Pull from the data below each line where the word "Tmazst" occurs, and copy it.

▶ [DATA FOR REVIEW]
§ §

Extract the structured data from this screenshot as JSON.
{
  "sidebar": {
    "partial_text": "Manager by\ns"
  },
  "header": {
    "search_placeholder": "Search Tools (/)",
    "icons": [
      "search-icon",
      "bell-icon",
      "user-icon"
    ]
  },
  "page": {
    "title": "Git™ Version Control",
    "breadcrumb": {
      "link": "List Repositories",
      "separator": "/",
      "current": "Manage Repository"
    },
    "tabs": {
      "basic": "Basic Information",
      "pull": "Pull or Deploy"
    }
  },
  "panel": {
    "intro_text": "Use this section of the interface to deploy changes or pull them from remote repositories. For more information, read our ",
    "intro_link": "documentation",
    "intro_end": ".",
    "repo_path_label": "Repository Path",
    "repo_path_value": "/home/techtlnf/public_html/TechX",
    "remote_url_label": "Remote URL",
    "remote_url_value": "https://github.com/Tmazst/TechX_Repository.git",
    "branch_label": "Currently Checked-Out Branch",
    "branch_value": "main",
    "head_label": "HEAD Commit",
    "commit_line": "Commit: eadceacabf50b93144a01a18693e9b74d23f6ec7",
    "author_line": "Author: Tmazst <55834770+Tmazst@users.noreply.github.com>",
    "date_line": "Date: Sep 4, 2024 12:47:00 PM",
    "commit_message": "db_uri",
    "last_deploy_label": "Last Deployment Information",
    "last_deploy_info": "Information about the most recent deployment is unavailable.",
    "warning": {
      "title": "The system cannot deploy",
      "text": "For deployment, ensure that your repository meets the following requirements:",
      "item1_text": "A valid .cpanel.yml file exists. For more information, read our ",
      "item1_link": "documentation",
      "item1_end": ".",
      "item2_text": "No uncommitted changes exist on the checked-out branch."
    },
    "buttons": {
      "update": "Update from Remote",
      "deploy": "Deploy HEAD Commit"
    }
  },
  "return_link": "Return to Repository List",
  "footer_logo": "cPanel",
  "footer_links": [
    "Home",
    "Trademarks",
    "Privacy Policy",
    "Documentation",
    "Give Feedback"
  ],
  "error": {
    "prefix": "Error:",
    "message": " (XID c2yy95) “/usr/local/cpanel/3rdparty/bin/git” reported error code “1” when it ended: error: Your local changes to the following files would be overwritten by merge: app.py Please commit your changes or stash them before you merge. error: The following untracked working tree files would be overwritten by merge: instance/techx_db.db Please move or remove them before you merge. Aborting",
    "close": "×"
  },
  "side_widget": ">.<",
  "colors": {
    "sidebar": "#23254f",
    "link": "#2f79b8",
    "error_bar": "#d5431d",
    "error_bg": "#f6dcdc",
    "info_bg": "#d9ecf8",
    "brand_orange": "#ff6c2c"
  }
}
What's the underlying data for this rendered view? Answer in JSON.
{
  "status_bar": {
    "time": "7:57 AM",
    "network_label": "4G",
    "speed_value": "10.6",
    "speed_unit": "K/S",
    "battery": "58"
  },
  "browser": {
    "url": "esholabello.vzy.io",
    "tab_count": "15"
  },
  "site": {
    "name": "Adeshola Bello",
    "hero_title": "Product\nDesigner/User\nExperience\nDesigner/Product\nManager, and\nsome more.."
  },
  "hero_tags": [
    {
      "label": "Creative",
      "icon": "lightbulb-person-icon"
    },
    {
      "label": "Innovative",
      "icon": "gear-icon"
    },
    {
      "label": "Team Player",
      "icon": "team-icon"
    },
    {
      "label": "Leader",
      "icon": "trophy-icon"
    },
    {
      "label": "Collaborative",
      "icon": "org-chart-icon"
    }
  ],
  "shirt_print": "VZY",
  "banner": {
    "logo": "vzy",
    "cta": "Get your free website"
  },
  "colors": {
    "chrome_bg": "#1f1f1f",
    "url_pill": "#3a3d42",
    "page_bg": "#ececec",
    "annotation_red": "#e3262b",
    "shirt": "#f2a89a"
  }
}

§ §

▶ [RESULT OF THE TASK]
    "remote_url_value": "https://github.com/Tmazst/TechX_Repository.git",
    "author_line": "Author: Tmazst <55834770+Tmazst@users.noreply.github.com>",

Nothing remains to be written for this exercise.